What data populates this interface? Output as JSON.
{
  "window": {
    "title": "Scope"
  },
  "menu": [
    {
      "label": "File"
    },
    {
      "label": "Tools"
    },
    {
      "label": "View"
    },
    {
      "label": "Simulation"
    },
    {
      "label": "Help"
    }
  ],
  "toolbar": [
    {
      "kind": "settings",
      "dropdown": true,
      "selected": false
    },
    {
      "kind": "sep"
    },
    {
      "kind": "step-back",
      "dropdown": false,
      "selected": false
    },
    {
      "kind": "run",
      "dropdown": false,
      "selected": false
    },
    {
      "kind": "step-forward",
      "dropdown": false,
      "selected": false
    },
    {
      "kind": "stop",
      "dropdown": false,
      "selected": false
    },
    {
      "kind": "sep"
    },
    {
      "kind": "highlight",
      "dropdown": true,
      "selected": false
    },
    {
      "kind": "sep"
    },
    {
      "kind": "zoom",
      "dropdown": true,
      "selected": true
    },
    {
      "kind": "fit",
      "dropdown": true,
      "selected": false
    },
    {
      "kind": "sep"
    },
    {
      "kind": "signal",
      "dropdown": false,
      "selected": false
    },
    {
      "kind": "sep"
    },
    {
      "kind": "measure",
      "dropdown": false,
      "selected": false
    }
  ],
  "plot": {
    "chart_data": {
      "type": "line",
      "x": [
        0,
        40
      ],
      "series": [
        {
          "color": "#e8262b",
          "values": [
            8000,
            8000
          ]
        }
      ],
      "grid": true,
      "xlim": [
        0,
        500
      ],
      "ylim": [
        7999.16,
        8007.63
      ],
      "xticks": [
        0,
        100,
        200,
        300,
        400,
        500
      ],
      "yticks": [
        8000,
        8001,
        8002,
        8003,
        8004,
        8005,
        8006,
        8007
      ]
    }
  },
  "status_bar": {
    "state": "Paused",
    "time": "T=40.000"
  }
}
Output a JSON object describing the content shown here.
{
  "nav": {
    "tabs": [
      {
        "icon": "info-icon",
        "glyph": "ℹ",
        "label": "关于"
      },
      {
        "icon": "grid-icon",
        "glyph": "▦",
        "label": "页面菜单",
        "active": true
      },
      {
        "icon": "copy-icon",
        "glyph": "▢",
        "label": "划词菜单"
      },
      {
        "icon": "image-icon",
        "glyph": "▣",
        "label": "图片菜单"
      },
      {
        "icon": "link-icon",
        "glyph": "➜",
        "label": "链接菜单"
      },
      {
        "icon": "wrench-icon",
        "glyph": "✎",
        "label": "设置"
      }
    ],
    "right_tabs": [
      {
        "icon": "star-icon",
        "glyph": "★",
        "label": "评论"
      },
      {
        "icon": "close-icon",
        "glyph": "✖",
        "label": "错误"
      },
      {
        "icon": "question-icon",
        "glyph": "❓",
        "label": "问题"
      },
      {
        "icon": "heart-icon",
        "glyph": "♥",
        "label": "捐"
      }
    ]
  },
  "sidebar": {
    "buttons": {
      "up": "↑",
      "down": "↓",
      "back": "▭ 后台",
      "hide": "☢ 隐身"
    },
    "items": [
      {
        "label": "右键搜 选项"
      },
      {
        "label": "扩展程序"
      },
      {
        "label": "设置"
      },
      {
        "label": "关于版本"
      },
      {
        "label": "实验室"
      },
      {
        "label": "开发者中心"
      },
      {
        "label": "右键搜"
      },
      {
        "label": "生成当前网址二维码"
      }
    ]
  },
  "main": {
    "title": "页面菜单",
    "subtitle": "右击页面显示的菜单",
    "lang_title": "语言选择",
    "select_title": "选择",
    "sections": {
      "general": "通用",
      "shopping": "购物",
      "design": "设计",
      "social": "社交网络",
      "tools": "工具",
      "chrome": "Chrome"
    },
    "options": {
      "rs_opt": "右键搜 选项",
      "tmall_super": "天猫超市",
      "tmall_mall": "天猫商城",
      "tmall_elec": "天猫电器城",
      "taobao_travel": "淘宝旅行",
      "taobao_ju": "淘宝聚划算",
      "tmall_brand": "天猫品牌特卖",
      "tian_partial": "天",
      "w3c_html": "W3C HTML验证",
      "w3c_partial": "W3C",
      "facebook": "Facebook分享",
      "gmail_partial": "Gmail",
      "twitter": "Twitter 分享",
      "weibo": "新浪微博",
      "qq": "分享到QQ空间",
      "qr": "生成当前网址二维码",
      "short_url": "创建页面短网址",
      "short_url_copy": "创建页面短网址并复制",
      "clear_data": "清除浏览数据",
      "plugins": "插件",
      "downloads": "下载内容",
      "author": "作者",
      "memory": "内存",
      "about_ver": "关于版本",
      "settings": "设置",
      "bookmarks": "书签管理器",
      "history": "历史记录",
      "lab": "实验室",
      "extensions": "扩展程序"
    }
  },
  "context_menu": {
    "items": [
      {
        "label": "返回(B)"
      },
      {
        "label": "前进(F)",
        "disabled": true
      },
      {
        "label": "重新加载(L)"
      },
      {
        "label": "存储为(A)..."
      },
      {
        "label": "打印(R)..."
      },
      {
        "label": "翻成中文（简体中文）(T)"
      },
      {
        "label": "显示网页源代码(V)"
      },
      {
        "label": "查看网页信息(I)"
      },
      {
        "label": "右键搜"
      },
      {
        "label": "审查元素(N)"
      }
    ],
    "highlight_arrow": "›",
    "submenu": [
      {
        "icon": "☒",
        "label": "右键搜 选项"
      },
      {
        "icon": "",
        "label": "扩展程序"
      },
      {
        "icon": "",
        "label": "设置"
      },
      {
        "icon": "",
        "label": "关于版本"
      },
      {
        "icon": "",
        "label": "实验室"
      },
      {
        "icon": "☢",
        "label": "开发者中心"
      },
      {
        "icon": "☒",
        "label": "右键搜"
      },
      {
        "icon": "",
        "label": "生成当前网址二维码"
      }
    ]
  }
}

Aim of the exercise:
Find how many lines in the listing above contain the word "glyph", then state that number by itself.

Task output:
10